Main, Malcolm G

Malcolm Gardner Main was born on February 15, 1919 to William and Christine Main who lived in Harrisburg, Pennsylvania.  Malcolm was the youngest of three children. The family moved several times finally settling in Chester Springs, Pennsylvania.

 Malcolm attended the Swarthmore Public High School, the McDonough School in Pomfret, MD then the Andover Academy in Andover, Massachusetts graduating cum laud in 1937.

Malcolm attended Pierson College, one of Yale’s 12 colleges, graduating 1941 with high honors. He majored in English holding a second rank standing for two years, and a third rank standing and oration appointment his Junior year.  Malcolm was a member of the Yale Political Union, and the Undergraduate Athletic Association.  According to Yale Yearbook, Malcolm planned to study law at the University of Pennsylvania after graduation.

Shortly after the attack on Pearl Harbor in December, 1941, Malcolm put his country before his educational plans and enlisted in the Navy. 
The Navy sent him to Northwestern University in Evanston, Illinois, for four months of basic training as an officer. Upon completion Malcolm was commissioned an Ensign in January 1941. Ensign Main was assigned the USS Juneau CL-52.  The Juneau was a new design, often referred to as Anti-Aircraft Cruisers, in that their heaviest armament was the new rapid firing 5-inch gun – 16 on the Juneau. The ship was launched in October and commissioned on February 14th. Following shake down and training cruises the Juneau patrolled off Martinique and Guadeloupe Islands blockading the Vichy French Naval Units.

Following shake down and training cruises the Juneau patrolled off Martinique and Guadeloupe Islands blockading the Vichy French Naval Units. Malcom’s ship then served as patrol and escort duties, until she was ordered to the Pacific through the Panama Canal in August, 1942. At that time, the ship joined Task Force 61 which included the aircraft carriers Wasp CV-7, and the Hornet CV-8, which were ferrying fighters to Guadalcanal. Guadalcanal and the Henderson Airfield were crucial to the protection of Australia. The Japanese were constructing an airfield when the Marines landed on August 7. They planned to use the airstrip to further isolate Australia from the northwest. It was on these islands and the water between, that heroes George JohnsonJohn HorshockLeff YaleJohn Toth and Harvard Fox died.

The carrier, Wasp, was struck by three torpedoes from the Japanese submarine I-19 on September 15th. She became a floating wreck and had to be sunk. The USS Juneau and escorting destroyers rescued 1,900 survivors.

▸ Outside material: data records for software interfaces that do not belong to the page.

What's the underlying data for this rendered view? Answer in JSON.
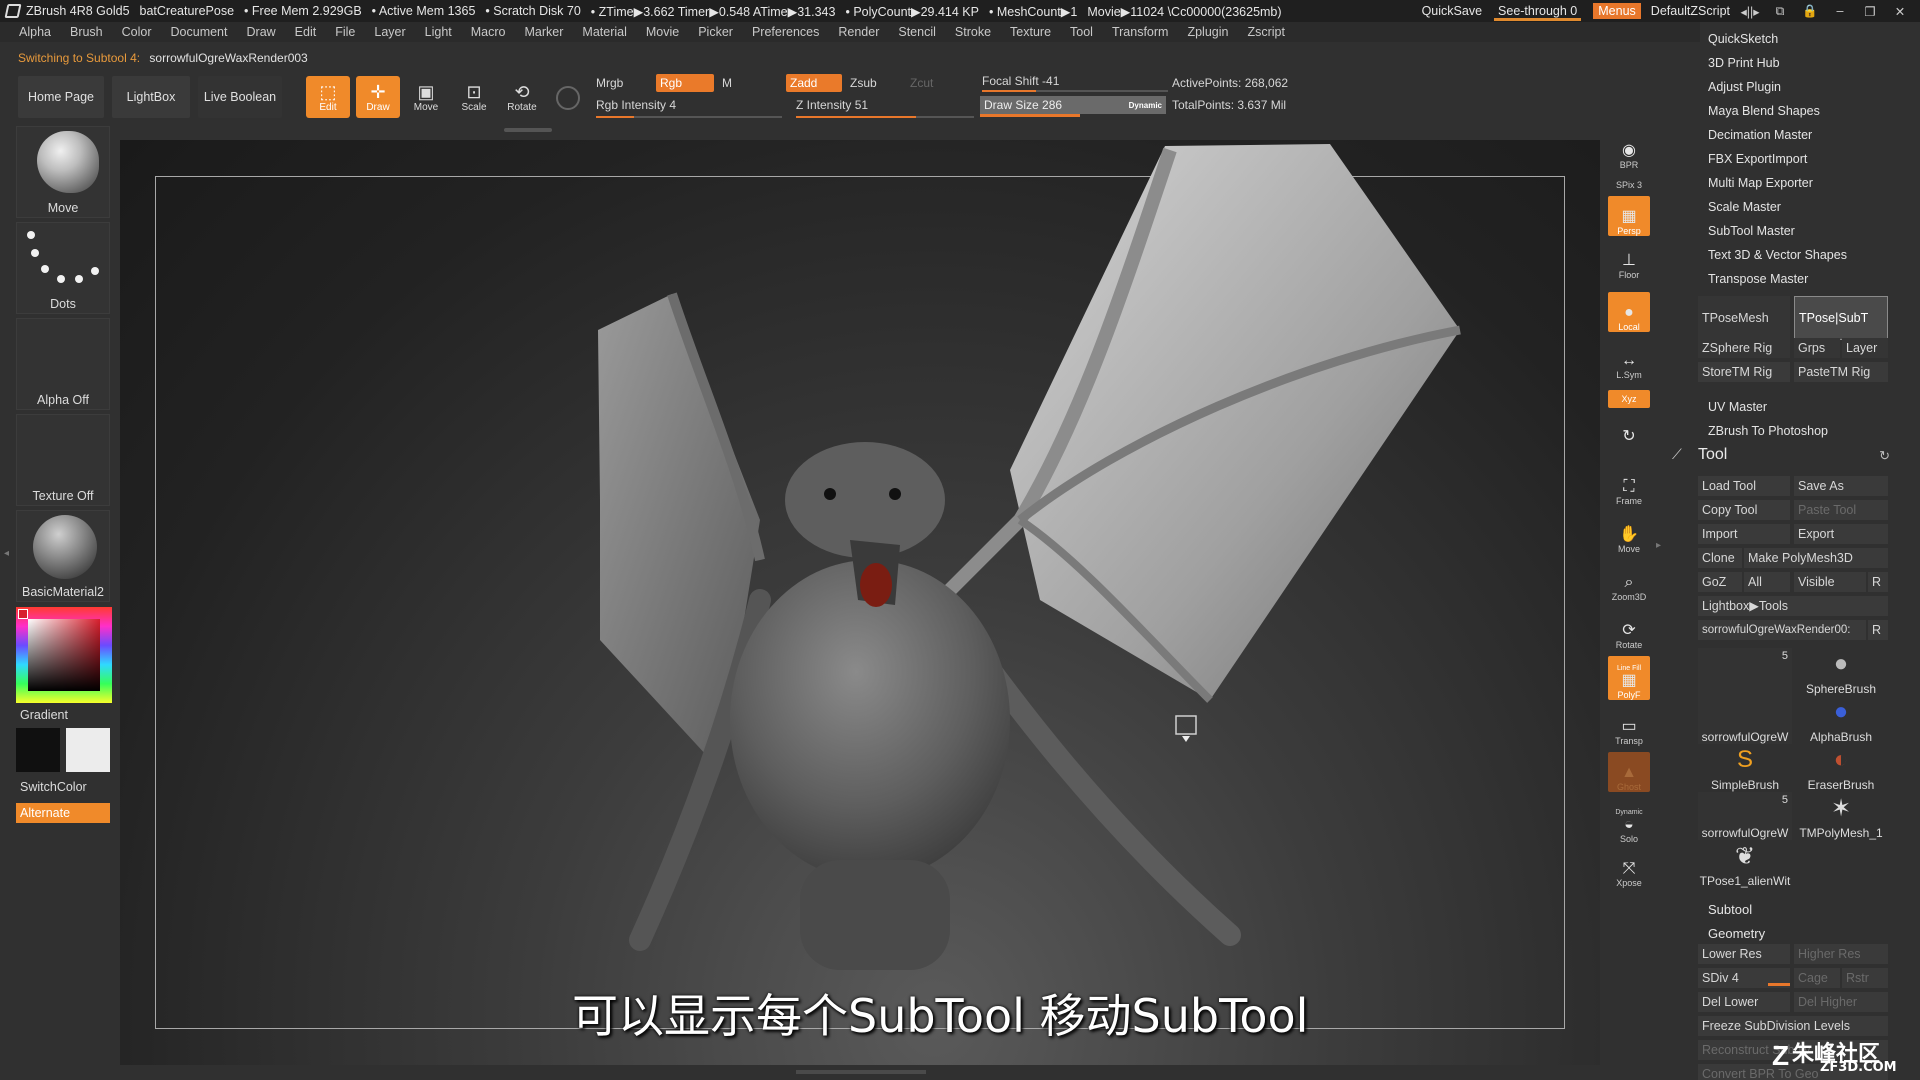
{
  "titlebar": {
    "app": "ZBrush 4R8 Gold5",
    "doc": "batCreaturePose",
    "free_mem": "• Free Mem 2.929GB",
    "active_mem": "• Active Mem 1365",
    "scratch": "• Scratch Disk 70",
    "ztime": "• ZTime▶3.662 Timer▶0.548 ATime▶31.343",
    "polycount": "• PolyCount▶29.414 KP",
    "meshcount": "• MeshCount▶1",
    "movie": "Movie▶11024 \\Cc00000(23625mb)",
    "quicksave": "QuickSave",
    "see_through": "See-through  0",
    "menus": "Menus",
    "script": "DefaultZScript"
  },
  "menubar": [
    "Alpha",
    "Brush",
    "Color",
    "Document",
    "Draw",
    "Edit",
    "File",
    "Layer",
    "Light",
    "Macro",
    "Marker",
    "Material",
    "Movie",
    "Picker",
    "Preferences",
    "Render",
    "Stencil",
    "Stroke",
    "Texture",
    "Tool",
    "Transform",
    "Zplugin",
    "Zscript"
  ],
  "status": {
    "warn": "Switching to Subtool 4:",
    "subtool": "sorrowfulOgreWaxRender003"
  },
  "toolbar": {
    "home": "Home Page",
    "lightbox": "LightBox",
    "live_boolean": "Live Boolean",
    "edit": "Edit",
    "draw": "Draw",
    "move": "Move",
    "scale": "Scale",
    "rotate": "Rotate",
    "mrgb": "Mrgb",
    "rgb": "Rgb",
    "m": "M",
    "rgb_intensity": "Rgb Intensity 4",
    "zadd": "Zadd",
    "zsub": "Zsub",
    "zcut": "Zcut",
    "z_intensity": "Z Intensity 51",
    "focal_shift": "Focal Shift -41",
    "draw_size": "Draw Size 286",
    "dynamic": "Dynamic",
    "active_points": "ActivePoints: 268,062",
    "total_points": "TotalPoints: 3.637 Mil"
  },
  "leftshelf": {
    "move": "Move",
    "dots": "Dots",
    "alpha": "Alpha Off",
    "texture": "Texture Off",
    "material": "BasicMaterial2",
    "gradient": "Gradient",
    "switchcolor": "SwitchColor",
    "alternate": "Alternate"
  },
  "viewport": {
    "subtitle": "可以显示每个SubTool 移动SubTool"
  },
  "rightstrip": {
    "bpr": "BPR",
    "spix": "SPix 3",
    "persp": "Persp",
    "floor": "Floor",
    "local": "Local",
    "lsym": "L.Sym",
    "xyz": "Xyz",
    "frame": "Frame",
    "move": "Move",
    "zoom3d": "Zoom3D",
    "rotate": "Rotate",
    "polyf": "PolyF",
    "linefill": "Line Fill",
    "transp": "Transp",
    "ghost": "Ghost",
    "solo": "Solo",
    "dynamic": "Dynamic",
    "xpose": "Xpose"
  },
  "plugins": [
    "QuickSketch",
    "3D Print Hub",
    "Adjust Plugin",
    "Maya Blend Shapes",
    "Decimation Master",
    "FBX ExportImport",
    "Multi Map Exporter",
    "Scale Master",
    "SubTool Master",
    "Text 3D & Vector Shapes",
    "Transpose Master"
  ],
  "transpose": {
    "tposemesh": "TPoseMesh",
    "tpose_subt": "TPose|SubT",
    "zsphere_rig": "ZSphere Rig",
    "grps": "Grps",
    "layer": "Layer",
    "storetm": "StoreTM Rig",
    "pastetm": "PasteTM Rig"
  },
  "plugins2": [
    "UV Master",
    "ZBrush To Photoshop"
  ],
  "tool": {
    "header": "Tool",
    "load": "Load Tool",
    "save_as": "Save As",
    "copy": "Copy Tool",
    "paste": "Paste Tool",
    "import": "Import",
    "export": "Export",
    "clone": "Clone",
    "make_polymesh": "Make PolyMesh3D",
    "goz": "GoZ",
    "all": "All",
    "visible": "Visible",
    "r": "R",
    "lightbox_tools": "Lightbox▶Tools",
    "current": "sorrowfulOgreWaxRender00:",
    "r2": "R"
  },
  "brushes": [
    {
      "label": "sorrowfulOgreW",
      "badge": "5"
    },
    {
      "label": "SphereBrush"
    },
    {
      "label": "AlphaBrush"
    },
    {
      "label": "SimpleBrush"
    },
    {
      "label": "EraserBrush"
    },
    {
      "label": "sorrowfulOgreW",
      "badge": "5"
    },
    {
      "label": "TMPolyMesh_1"
    },
    {
      "label": "TPose1_alienWit"
    }
  ],
  "subtool": {
    "header": "Subtool",
    "geometry": "Geometry",
    "lower_res": "Lower Res",
    "higher_res": "Higher Res",
    "sdiv": "SDiv 4",
    "cage": "Cage",
    "rstr": "Rstr",
    "del_lower": "Del Lower",
    "del_higher": "Del Higher",
    "freeze": "Freeze SubDivision Levels",
    "reconstruct": "Reconstruct Subdiv",
    "convert_bpr": "Convert BPR To Geo"
  },
  "watermark": {
    "cn": "朱峰社区",
    "url": "ZF3D.COM"
  },
  "colors": {
    "accent": "#f08a2a",
    "panel": "#303030",
    "title": "#1f1f1f"
  }
}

After returning the survivors, the ship continued to operate with TF 61 to protect and reinforce Guadalcanal. The Juneau participated in the battle of Santa Cruz Islands October 26-27, preventing a Japanese task force from reinforcing Guadalcanal. During this battle, two enemy carriers were extensively damaged. Despite the effective anti-aircraft fire of the ships - they shot down 20 out of 27 enemy aircraft - the carrier USS Hornet CV-8 was badly damaged and sunk the following day. The Juneau then joined the remaining carrier in the South Pacific – the USS Enterprise CV-6. She added her effective anti-aircraft fire to save the Enterprise, shooting down 18 attacking aircraft.

The Juneau returned to Noumea, New Caledonia for replenishment and repairs. 

In November 12-15, the Juneau participated in the Naval Battle of Guadalcanal as part of Task Force 67. The Japanese sent a large task force as an all out effort by the “Tokyo Express” to reinforce their forces on the island, and to destroy our naval forces in the area. The enemy task force numbered 18 ships, including two battleships, far exceeding the power of the Juneau’s cruiser destroyer task. The American task force patrolled “Iron Bottom Sound” off Guadalcanal, and successfully fought off attacking enemy planes, six of which wre taken down by the Juneau.

Next came the onslaught of the heavy Japanese task force. During this ferocious battle the American forces fought the enemy to a standstill, and both forces retired to lick their wounds. During the melee, the Juneau was hit by a torpedo on the port side which caused a severe list, and she was down by the bow 12 feet. The ship kept going with only one propeller, at 13 knots.

On the morning of  November 14th, the Japanese submarine I-26 fired three torpedoes at the Jeneau. She successfully avoided two, the third one hit close to where the previous torpedo had hit. The ship broke in two and quickly sunk. Of a crew of 820 men, roughly 115 survived. Malcom went down with the ship. This is the same ship on which the 5 Sullivan brothers, as well as hero Elwood Bickert, perished.


Research by Don Wambold, WCMSC